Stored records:
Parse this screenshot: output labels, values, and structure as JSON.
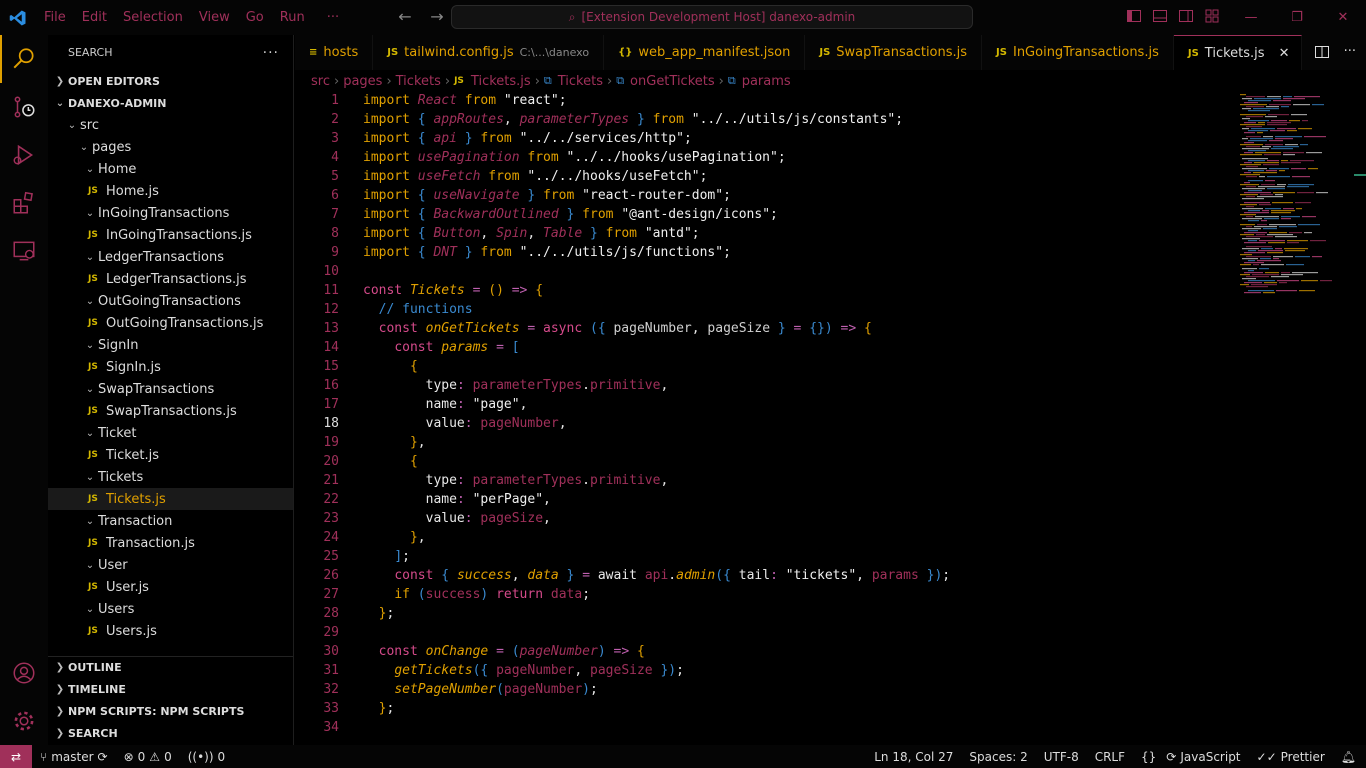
{
  "menu": [
    "File",
    "Edit",
    "Selection",
    "View",
    "Go",
    "Run",
    "···"
  ],
  "command_center": "[Extension Development Host] danexo-admin",
  "sidebar": {
    "title": "SEARCH",
    "open_editors": "OPEN EDITORS",
    "project": "DANEXO-ADMIN",
    "tree": [
      {
        "label": "src",
        "type": "folder",
        "depth": 1
      },
      {
        "label": "pages",
        "type": "folder",
        "depth": 2
      },
      {
        "label": "Home",
        "type": "folder",
        "depth": 3
      },
      {
        "label": "Home.js",
        "type": "file",
        "depth": 4
      },
      {
        "label": "InGoingTransactions",
        "type": "folder",
        "depth": 3
      },
      {
        "label": "InGoingTransactions.js",
        "type": "file",
        "depth": 4
      },
      {
        "label": "LedgerTransactions",
        "type": "folder",
        "depth": 3
      },
      {
        "label": "LedgerTransactions.js",
        "type": "file",
        "depth": 4
      },
      {
        "label": "OutGoingTransactions",
        "type": "folder",
        "depth": 3
      },
      {
        "label": "OutGoingTransactions.js",
        "type": "file",
        "depth": 4
      },
      {
        "label": "SignIn",
        "type": "folder",
        "depth": 3
      },
      {
        "label": "SignIn.js",
        "type": "file",
        "depth": 4
      },
      {
        "label": "SwapTransactions",
        "type": "folder",
        "depth": 3
      },
      {
        "label": "SwapTransactions.js",
        "type": "file",
        "depth": 4
      },
      {
        "label": "Ticket",
        "type": "folder",
        "depth": 3
      },
      {
        "label": "Ticket.js",
        "type": "file",
        "depth": 4
      },
      {
        "label": "Tickets",
        "type": "folder",
        "depth": 3
      },
      {
        "label": "Tickets.js",
        "type": "file",
        "depth": 4,
        "selected": true
      },
      {
        "label": "Transaction",
        "type": "folder",
        "depth": 3
      },
      {
        "label": "Transaction.js",
        "type": "file",
        "depth": 4
      },
      {
        "label": "User",
        "type": "folder",
        "depth": 3
      },
      {
        "label": "User.js",
        "type": "file",
        "depth": 4
      },
      {
        "label": "Users",
        "type": "folder",
        "depth": 3
      },
      {
        "label": "Users.js",
        "type": "file",
        "depth": 4
      }
    ],
    "sections": [
      "OUTLINE",
      "TIMELINE",
      "NPM SCRIPTS: NPM SCRIPTS",
      "SEARCH"
    ]
  },
  "tabs": [
    {
      "icon": "≡",
      "label": "hosts",
      "sub": ""
    },
    {
      "icon": "JS",
      "label": "tailwind.config.js",
      "sub": "C:\\...\\danexo"
    },
    {
      "icon": "{}",
      "label": "web_app_manifest.json",
      "sub": ""
    },
    {
      "icon": "JS",
      "label": "SwapTransactions.js",
      "sub": ""
    },
    {
      "icon": "JS",
      "label": "InGoingTransactions.js",
      "sub": ""
    },
    {
      "icon": "JS",
      "label": "Tickets.js",
      "sub": "",
      "active": true
    }
  ],
  "breadcrumbs": [
    "src",
    "pages",
    "Tickets",
    "Tickets.js",
    "Tickets",
    "onGetTickets",
    "params"
  ],
  "code": {
    "current_line": 18,
    "lines": [
      [
        [
          "kw2",
          "import "
        ],
        [
          "it",
          "React"
        ],
        [
          "kw2",
          " from "
        ],
        [
          "str",
          "\"react\""
        ],
        [
          "id",
          ";"
        ]
      ],
      [
        [
          "kw2",
          "import "
        ],
        [
          "br",
          "{ "
        ],
        [
          "it",
          "appRoutes"
        ],
        [
          "id",
          ", "
        ],
        [
          "it",
          "parameterTypes"
        ],
        [
          "br",
          " }"
        ],
        [
          "kw2",
          " from "
        ],
        [
          "str",
          "\"../../utils/js/constants\""
        ],
        [
          "id",
          ";"
        ]
      ],
      [
        [
          "kw2",
          "import "
        ],
        [
          "br",
          "{ "
        ],
        [
          "it",
          "api"
        ],
        [
          "br",
          " }"
        ],
        [
          "kw2",
          " from "
        ],
        [
          "str",
          "\"../../services/http\""
        ],
        [
          "id",
          ";"
        ]
      ],
      [
        [
          "kw2",
          "import "
        ],
        [
          "it",
          "usePagination"
        ],
        [
          "kw2",
          " from "
        ],
        [
          "str",
          "\"../../hooks/usePagination\""
        ],
        [
          "id",
          ";"
        ]
      ],
      [
        [
          "kw2",
          "import "
        ],
        [
          "it",
          "useFetch"
        ],
        [
          "kw2",
          " from "
        ],
        [
          "str",
          "\"../../hooks/useFetch\""
        ],
        [
          "id",
          ";"
        ]
      ],
      [
        [
          "kw2",
          "import "
        ],
        [
          "br",
          "{ "
        ],
        [
          "it",
          "useNavigate"
        ],
        [
          "br",
          " }"
        ],
        [
          "kw2",
          " from "
        ],
        [
          "str",
          "\"react-router-dom\""
        ],
        [
          "id",
          ";"
        ]
      ],
      [
        [
          "kw2",
          "import "
        ],
        [
          "br",
          "{ "
        ],
        [
          "it",
          "BackwardOutlined"
        ],
        [
          "br",
          " }"
        ],
        [
          "kw2",
          " from "
        ],
        [
          "str",
          "\"@ant-design/icons\""
        ],
        [
          "id",
          ";"
        ]
      ],
      [
        [
          "kw2",
          "import "
        ],
        [
          "br",
          "{ "
        ],
        [
          "it",
          "Button"
        ],
        [
          "id",
          ", "
        ],
        [
          "it",
          "Spin"
        ],
        [
          "id",
          ", "
        ],
        [
          "it",
          "Table"
        ],
        [
          "br",
          " }"
        ],
        [
          "kw2",
          " from "
        ],
        [
          "str",
          "\"antd\""
        ],
        [
          "id",
          ";"
        ]
      ],
      [
        [
          "kw2",
          "import "
        ],
        [
          "br",
          "{ "
        ],
        [
          "it",
          "DNT"
        ],
        [
          "br",
          " }"
        ],
        [
          "kw2",
          " from "
        ],
        [
          "str",
          "\"../../utils/js/functions\""
        ],
        [
          "id",
          ";"
        ]
      ],
      [],
      [
        [
          "kw",
          "const "
        ],
        [
          "fn",
          "Tickets"
        ],
        [
          "op",
          " = "
        ],
        [
          "kw2",
          "() "
        ],
        [
          "op",
          "=> "
        ],
        [
          "kw2",
          "{"
        ]
      ],
      [
        [
          "id",
          "  "
        ],
        [
          "cm",
          "// functions"
        ]
      ],
      [
        [
          "id",
          "  "
        ],
        [
          "kw",
          "const "
        ],
        [
          "fn",
          "onGetTickets"
        ],
        [
          "op",
          " = "
        ],
        [
          "kw",
          "async "
        ],
        [
          "br",
          "({ "
        ],
        [
          "pr",
          "pageNumber"
        ],
        [
          "id",
          ", "
        ],
        [
          "pr",
          "pageSize"
        ],
        [
          "br",
          " } "
        ],
        [
          "op",
          "= "
        ],
        [
          "br",
          "{}"
        ],
        [
          "br",
          ") "
        ],
        [
          "op",
          "=> "
        ],
        [
          "kw2",
          "{"
        ]
      ],
      [
        [
          "id",
          "    "
        ],
        [
          "kw",
          "const "
        ],
        [
          "fn",
          "params"
        ],
        [
          "op",
          " = "
        ],
        [
          "br",
          "["
        ]
      ],
      [
        [
          "id",
          "      "
        ],
        [
          "kw2",
          "{"
        ]
      ],
      [
        [
          "id",
          "        "
        ],
        [
          "id",
          "type"
        ],
        [
          "op",
          ": "
        ],
        [
          "pm",
          "parameterTypes"
        ],
        [
          "id",
          "."
        ],
        [
          "pm",
          "primitive"
        ],
        [
          "id",
          ","
        ]
      ],
      [
        [
          "id",
          "        "
        ],
        [
          "id",
          "name"
        ],
        [
          "op",
          ": "
        ],
        [
          "str",
          "\"page\""
        ],
        [
          "id",
          ","
        ]
      ],
      [
        [
          "id",
          "        "
        ],
        [
          "id",
          "value"
        ],
        [
          "op",
          ": "
        ],
        [
          "pm",
          "pageNumber"
        ],
        [
          "id",
          ","
        ]
      ],
      [
        [
          "id",
          "      "
        ],
        [
          "kw2",
          "}"
        ],
        [
          "id",
          ","
        ]
      ],
      [
        [
          "id",
          "      "
        ],
        [
          "kw2",
          "{"
        ]
      ],
      [
        [
          "id",
          "        "
        ],
        [
          "id",
          "type"
        ],
        [
          "op",
          ": "
        ],
        [
          "pm",
          "parameterTypes"
        ],
        [
          "id",
          "."
        ],
        [
          "pm",
          "primitive"
        ],
        [
          "id",
          ","
        ]
      ],
      [
        [
          "id",
          "        "
        ],
        [
          "id",
          "name"
        ],
        [
          "op",
          ": "
        ],
        [
          "str",
          "\"perPage\""
        ],
        [
          "id",
          ","
        ]
      ],
      [
        [
          "id",
          "        "
        ],
        [
          "id",
          "value"
        ],
        [
          "op",
          ": "
        ],
        [
          "pm",
          "pageSize"
        ],
        [
          "id",
          ","
        ]
      ],
      [
        [
          "id",
          "      "
        ],
        [
          "kw2",
          "}"
        ],
        [
          "id",
          ","
        ]
      ],
      [
        [
          "id",
          "    "
        ],
        [
          "br",
          "]"
        ],
        [
          "id",
          ";"
        ]
      ],
      [
        [
          "id",
          "    "
        ],
        [
          "kw",
          "const "
        ],
        [
          "br",
          "{ "
        ],
        [
          "fn",
          "success"
        ],
        [
          "id",
          ", "
        ],
        [
          "fn",
          "data"
        ],
        [
          "br",
          " } "
        ],
        [
          "op",
          "= "
        ],
        [
          "id",
          "await "
        ],
        [
          "pm",
          "api"
        ],
        [
          "id",
          "."
        ],
        [
          "fn",
          "admin"
        ],
        [
          "br",
          "({ "
        ],
        [
          "id",
          "tail"
        ],
        [
          "op",
          ": "
        ],
        [
          "str",
          "\"tickets\""
        ],
        [
          "id",
          ", "
        ],
        [
          "pm",
          "params"
        ],
        [
          "br",
          " })"
        ],
        [
          "id",
          ";"
        ]
      ],
      [
        [
          "id",
          "    "
        ],
        [
          "kw2",
          "if "
        ],
        [
          "br",
          "("
        ],
        [
          "pm",
          "success"
        ],
        [
          "br",
          ") "
        ],
        [
          "kw",
          "return "
        ],
        [
          "pm",
          "data"
        ],
        [
          "id",
          ";"
        ]
      ],
      [
        [
          "id",
          "  "
        ],
        [
          "kw2",
          "}"
        ],
        [
          "id",
          ";"
        ]
      ],
      [],
      [
        [
          "id",
          "  "
        ],
        [
          "kw",
          "const "
        ],
        [
          "fn",
          "onChange"
        ],
        [
          "op",
          " = "
        ],
        [
          "br",
          "("
        ],
        [
          "it",
          "pageNumber"
        ],
        [
          "br",
          ") "
        ],
        [
          "op",
          "=> "
        ],
        [
          "kw2",
          "{"
        ]
      ],
      [
        [
          "id",
          "    "
        ],
        [
          "fn",
          "getTickets"
        ],
        [
          "br",
          "({ "
        ],
        [
          "pm",
          "pageNumber"
        ],
        [
          "id",
          ", "
        ],
        [
          "pm",
          "pageSize"
        ],
        [
          "br",
          " })"
        ],
        [
          "id",
          ";"
        ]
      ],
      [
        [
          "id",
          "    "
        ],
        [
          "fn",
          "setPageNumber"
        ],
        [
          "br",
          "("
        ],
        [
          "pm",
          "pageNumber"
        ],
        [
          "br",
          ")"
        ],
        [
          "id",
          ";"
        ]
      ],
      [
        [
          "id",
          "  "
        ],
        [
          "kw2",
          "}"
        ],
        [
          "id",
          ";"
        ]
      ],
      []
    ]
  },
  "statusbar": {
    "branch": "master",
    "errors": "0",
    "warnings": "0",
    "ports": "0",
    "position": "Ln 18, Col 27",
    "spaces": "Spaces: 2",
    "encoding": "UTF-8",
    "eol": "CRLF",
    "braces": "{}",
    "language": "JavaScript",
    "formatter": "Prettier"
  },
  "colors": {
    "accent": "#a0305a",
    "keyword": "#e0a000",
    "bracket": "#3a8ad0"
  }
}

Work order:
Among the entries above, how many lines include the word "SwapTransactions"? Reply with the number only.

Written response:
3